Model for an Accounting
Posted on Apr 27, 2009
By Marie Cocco
His interest, President Barack Obama says, is “the achievement of a full, frank and just acknowledgement of the facts.”
His topic was the delicate question of what to call the slaughter of 1.5 million ethnic Armenians at the hands of Turkey during World War I, a festering historical sore no American president can genuinely hope to heal.
But Obama’s professed desire for a complete and just accounting raises the question: If it’s good for the Armenians, why isn’t it good for Americans? Why can’t we also have a “full, frank and just acknowledgement” of the facts surrounding torture and other moral horrors that were carried out in our name during the Bush administration’s global war on terror?
History demands it.
Obama doesn’t want to bog his administration’s ambitious agenda down in partisan recriminations over past practices. Fair enough. But it does not follow that no official inquiry should be held. There is more to find out, because much information is still being kept secret—sometimes by the very perpetrators of the shameful practices, who press on in the courts, for example, to attain what they hope will be a permanent shroud.
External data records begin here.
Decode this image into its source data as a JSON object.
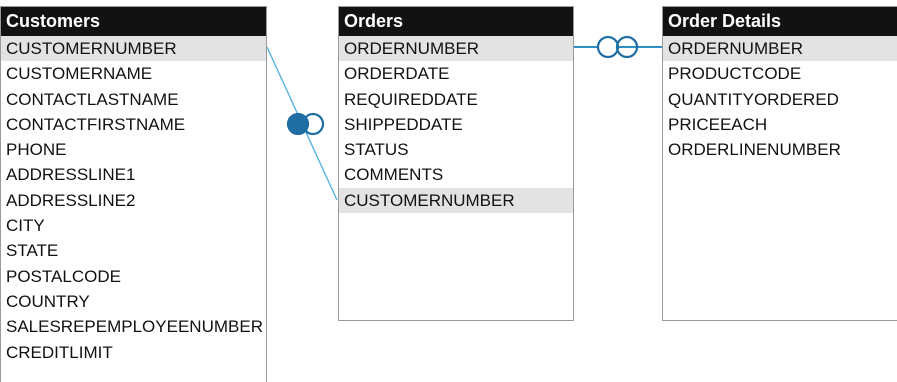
{
  "tables": [
    {
      "id": "customers",
      "title": "Customers",
      "fields": [
        {
          "name": "CUSTOMERNUMBER",
          "key": true
        },
        {
          "name": "CUSTOMERNAME",
          "key": false
        },
        {
          "name": "CONTACTLASTNAME",
          "key": false
        },
        {
          "name": "CONTACTFIRSTNAME",
          "key": false
        },
        {
          "name": "PHONE",
          "key": false
        },
        {
          "name": "ADDRESSLINE1",
          "key": false
        },
        {
          "name": "ADDRESSLINE2",
          "key": false
        },
        {
          "name": "CITY",
          "key": false
        },
        {
          "name": "STATE",
          "key": false
        },
        {
          "name": "POSTALCODE",
          "key": false
        },
        {
          "name": "COUNTRY",
          "key": false
        },
        {
          "name": "SALESREPEMPLOYEENUMBER",
          "key": false
        },
        {
          "name": "CREDITLIMIT",
          "key": false
        }
      ]
    },
    {
      "id": "orders",
      "title": "Orders",
      "fields": [
        {
          "name": "ORDERNUMBER",
          "key": true
        },
        {
          "name": "ORDERDATE",
          "key": false
        },
        {
          "name": "REQUIREDDATE",
          "key": false
        },
        {
          "name": "SHIPPEDDATE",
          "key": false
        },
        {
          "name": "STATUS",
          "key": false
        },
        {
          "name": "COMMENTS",
          "key": false
        },
        {
          "name": "CUSTOMERNUMBER",
          "key": true
        }
      ]
    },
    {
      "id": "order-details",
      "title": "Order Details",
      "fields": [
        {
          "name": "ORDERNUMBER",
          "key": true
        },
        {
          "name": "PRODUCTCODE",
          "key": false
        },
        {
          "name": "QUANTITYORDERED",
          "key": false
        },
        {
          "name": "PRICEEACH",
          "key": false
        },
        {
          "name": "ORDERLINENUMBER",
          "key": false
        }
      ]
    }
  ],
  "relationships": [
    {
      "from": "Customers.CUSTOMERNUMBER",
      "to": "Orders.CUSTOMERNUMBER",
      "symbol": "one-to-many-circles"
    },
    {
      "from": "Orders.ORDERNUMBER",
      "to": "Order Details.ORDERNUMBER",
      "symbol": "one-to-one-circles"
    }
  ],
  "colors": {
    "header_bg": "#121212",
    "header_text": "#ffffff",
    "key_row_bg": "#e3e3e3",
    "connector": "#2e8fc4",
    "connector_fill": "#1f6ea3"
  },
  "icons": {
    "relationship_marker_left": "half-filled-double-circle-icon",
    "relationship_marker_right": "double-circle-icon"
  }
}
A copious report by the Democratic staff of the House Judiciary Committee, released last month, provides a chilling compendium of what we know, and what we don’t.
We do not officially know whether the “enhanced interrogation tactics” used by the Bush administration were in fact criminal violations of federal statutes prohibiting torture and war crimes. We do not know what laws may have been broken through the use of “extraordinary rendition.” This was the practice of sweeping people up and transferring them to secret CIA “black sites” or to countries—Egypt, Saudi Arabia, Jordan and Pakistan, for example—where torture is believed to be practiced.
We do not know how many people were jailed and interrogated in this system. Estimates range from 100 to 150 to “several thousand renditions of terror suspects,” the judiciary report says. We don’t know how a program of “rendition” that was occasionally used in prior administrations to deliver a suspect to face prosecution in a country where he was wanted on criminal charges metastasized into a global sweep of those who were detained for interrogation. We do not know what happened to “ghost” detainees held by the U.S. in Iraqi prisons—prisoners who were never registered or identified and, for all we know, disappeared.
We do not know the full extent of the warrantless wiretapping of Americans that continues, in some form, to this day.
Sweeping this all aside in the interest of moving on isn’t a mark of how mature our political system is. It is an indictment of it.
It acknowledges that we cannot withstand the clamor of television talking heads—that somehow the distraction of their empty chatter is as weighty in its consequence as the heinous acts that smear the nation’s reputation. Do we really want to surrender to the purveyors of partisan hot air? This is the ultimate capitulation. It shows us to be so weak that we really should worry about how this act of cowardice is perceived around the world.
We have a contemporary model for how to conduct a politically sensitive inquiry properly, without undue theatrics and with respect for classified information. It is the 9/11 commission, a sober and thorough panel that explored systemic failures that preceded the terrorist attacks and put to rest false claims—including the Bush administration’s contention that Saddam Hussein somehow was behind it. The panel operated outside the partisan hothouse of Congress, yet drew freely on the expertise of those inside and outside the government. Its final report became a best-seller, not because it inflamed political passion but because it was unconventionally—and thus, believably—dispassionate.
The Bush administration opposed the creation of the 9/11 commission, then resisted with much force many of the panel’s requests for information. In the end, determined lobbying by victims’ families and their acumen at airing their demands in the media forced officialdom to create the panel, and helped the commission surmount obstacles that were placed in its way.
Now we have no tearful widows or orphaned children to plead on television for a just accounting. But how we handle the grievances of the voiceless and confront our own misdeeds is yet another measure of our character. And yes, the whole world is watching.
Marie Cocco’s e-mail address is mariecocco(at)washpost.com.
© 2009, Washington Post Writers Group